Friday, November 16, 2007

Watching: The Fountain

I don't know what to think about this one. It's probably best to not think about it at all, but to feel it instead. I don't think (there's that word again) it is meant to be experienced literally or intellectually. It is one of those movies that is intended to be experienced on a more intuitive, emotional level. The problem is, it didn't completely work on that level.

The Fountain is a lousy title for a movie, and it's kind of misleading. It's not the Fountain of Youth that's the subject here, but rather the Tree of Life. Same thing, really, but still.

Hugh Jackman plays a character who has, more or less, become unstuck in time. He's a Spanish conquistador, a medical researcher in the present or near future, and some sort of bubble boy floating up to the Mayan underworld in an imagined future. In all three settings, he's seeking and/or tending the Tree of Life as a promise of immortality, trying to keep himself alive and Rachel Weisz from dying.

The Fountain raises some of the same kind of Big Questions as 2001: A Space Odyssey or other meditations on man's place in the universe, the end of life, etc., but it ultimately backs away from the answers it suggests. In fact, it is probably a mistake to suggest answers at all. A film like this succeeds best by being open-ended and non-literal. This one was too specific and tethered to the main plot.

I am not sure what the people who made this film were thinking. I am not sure what motivated Darren Aronofsky, a talented and provocative director, to make this movie, and I am perplexed as to why any major studio would greenlight it. What kind of expectations could they have had? They couldn't have expected it would be a hit, or make (much) money, even with semi-big stars like Jackman and Weisz in it. There wasn't even any gratuitous sex or violence to exploit, just one semi-suggestive scene with the stars making out in a bathtub.

Where is the audience for this movie? Did they think this was going to fill theaters for weeks at a time? How were they going to market it? As it turns out, it's a good movie to watch on a big new high-definition TV, because it does look great, and the dialogue is so hushed and whispered that you almost need the subtitles on, but was that really the marketing plan for this movie? I'm curious.

So maybe this movie wasn't a success, but at least it was an interesting... failure is the wrong word... attempt.


D.B. Echo said...

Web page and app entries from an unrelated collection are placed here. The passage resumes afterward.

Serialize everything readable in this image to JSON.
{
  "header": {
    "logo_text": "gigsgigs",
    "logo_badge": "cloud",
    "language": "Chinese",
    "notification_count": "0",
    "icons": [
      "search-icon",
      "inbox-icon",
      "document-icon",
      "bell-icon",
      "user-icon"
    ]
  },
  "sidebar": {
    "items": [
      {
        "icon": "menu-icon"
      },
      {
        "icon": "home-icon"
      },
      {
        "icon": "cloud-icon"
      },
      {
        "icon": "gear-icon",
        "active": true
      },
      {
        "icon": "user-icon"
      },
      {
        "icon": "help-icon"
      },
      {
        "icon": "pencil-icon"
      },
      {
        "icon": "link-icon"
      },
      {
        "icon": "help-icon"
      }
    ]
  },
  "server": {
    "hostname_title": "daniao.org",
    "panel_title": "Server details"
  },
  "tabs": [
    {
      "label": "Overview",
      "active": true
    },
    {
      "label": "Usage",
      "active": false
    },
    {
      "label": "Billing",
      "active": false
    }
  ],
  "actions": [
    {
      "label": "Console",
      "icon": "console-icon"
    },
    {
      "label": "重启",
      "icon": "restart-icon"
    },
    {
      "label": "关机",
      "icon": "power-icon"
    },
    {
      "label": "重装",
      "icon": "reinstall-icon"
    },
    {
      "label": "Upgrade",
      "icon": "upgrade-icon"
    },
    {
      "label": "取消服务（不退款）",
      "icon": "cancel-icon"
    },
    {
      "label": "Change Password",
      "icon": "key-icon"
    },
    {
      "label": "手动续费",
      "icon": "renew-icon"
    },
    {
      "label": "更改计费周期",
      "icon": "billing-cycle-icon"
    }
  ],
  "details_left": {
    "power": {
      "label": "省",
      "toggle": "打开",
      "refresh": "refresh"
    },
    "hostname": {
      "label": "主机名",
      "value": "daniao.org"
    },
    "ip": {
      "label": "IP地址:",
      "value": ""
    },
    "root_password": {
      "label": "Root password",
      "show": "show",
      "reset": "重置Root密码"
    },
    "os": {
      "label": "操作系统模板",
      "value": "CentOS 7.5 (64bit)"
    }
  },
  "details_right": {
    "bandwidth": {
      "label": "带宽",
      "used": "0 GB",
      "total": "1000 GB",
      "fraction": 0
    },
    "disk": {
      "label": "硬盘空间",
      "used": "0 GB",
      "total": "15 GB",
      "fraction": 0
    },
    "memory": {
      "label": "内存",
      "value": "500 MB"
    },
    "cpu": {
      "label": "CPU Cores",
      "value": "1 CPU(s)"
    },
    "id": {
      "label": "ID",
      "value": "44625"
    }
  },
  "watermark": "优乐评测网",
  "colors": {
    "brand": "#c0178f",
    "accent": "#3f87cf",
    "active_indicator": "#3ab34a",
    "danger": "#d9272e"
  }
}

This movie has a long and interesting history. Brad Pitt was originally attached to it as the star, and I believe things got to the pre-production stage - crew hired, sets under construction, shooting scheduled in New Zealand, Brad Pitt growing long hair and a grizzly beard for the scenes that required it - when without warning the star decided to pull out, leaving a lot of people suddenly out of work. Something else happened then - I forget what, but I think it involved Perter Jackson. This was all afew years before the version that made it onto film was actually made.

Michael Plank said...

See, a movie about the history of the movie would probably be pretty good.